**Prompt**
In the material below, find each line with the word "interval" and copy it.

**Source information**
+ + + + + + +

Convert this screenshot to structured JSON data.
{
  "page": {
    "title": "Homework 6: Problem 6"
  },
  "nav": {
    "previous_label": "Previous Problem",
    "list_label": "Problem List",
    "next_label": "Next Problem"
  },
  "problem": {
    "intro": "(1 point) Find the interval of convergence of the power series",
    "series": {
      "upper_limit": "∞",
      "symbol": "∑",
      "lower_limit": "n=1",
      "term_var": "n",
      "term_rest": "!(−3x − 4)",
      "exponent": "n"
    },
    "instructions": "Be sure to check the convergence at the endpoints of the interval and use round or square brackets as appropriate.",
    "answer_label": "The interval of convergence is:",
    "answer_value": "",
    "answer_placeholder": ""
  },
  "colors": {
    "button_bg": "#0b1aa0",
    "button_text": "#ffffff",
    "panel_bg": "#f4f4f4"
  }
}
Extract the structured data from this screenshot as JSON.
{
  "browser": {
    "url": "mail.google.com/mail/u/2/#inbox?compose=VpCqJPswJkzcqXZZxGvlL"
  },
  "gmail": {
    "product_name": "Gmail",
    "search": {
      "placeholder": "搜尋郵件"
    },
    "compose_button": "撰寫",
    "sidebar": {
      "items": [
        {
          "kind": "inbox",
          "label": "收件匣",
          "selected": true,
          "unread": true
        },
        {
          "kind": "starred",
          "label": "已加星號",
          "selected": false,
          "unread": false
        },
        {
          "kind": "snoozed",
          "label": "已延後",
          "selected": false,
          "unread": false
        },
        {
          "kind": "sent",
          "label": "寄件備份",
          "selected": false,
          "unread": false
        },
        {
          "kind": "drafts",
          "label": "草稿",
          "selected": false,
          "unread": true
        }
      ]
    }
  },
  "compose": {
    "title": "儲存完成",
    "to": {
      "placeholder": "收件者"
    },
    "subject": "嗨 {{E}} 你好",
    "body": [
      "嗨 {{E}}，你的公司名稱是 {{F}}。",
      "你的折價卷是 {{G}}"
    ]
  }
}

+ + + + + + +

**Answer box**
    "intro": "(1 point) Find the interval of convergence of the power series",
    "instructions": "Be sure to check the convergence at the endpoints of the interval and use round or square brackets as appropriate.",
    "answer_label": "The interval of convergence is:",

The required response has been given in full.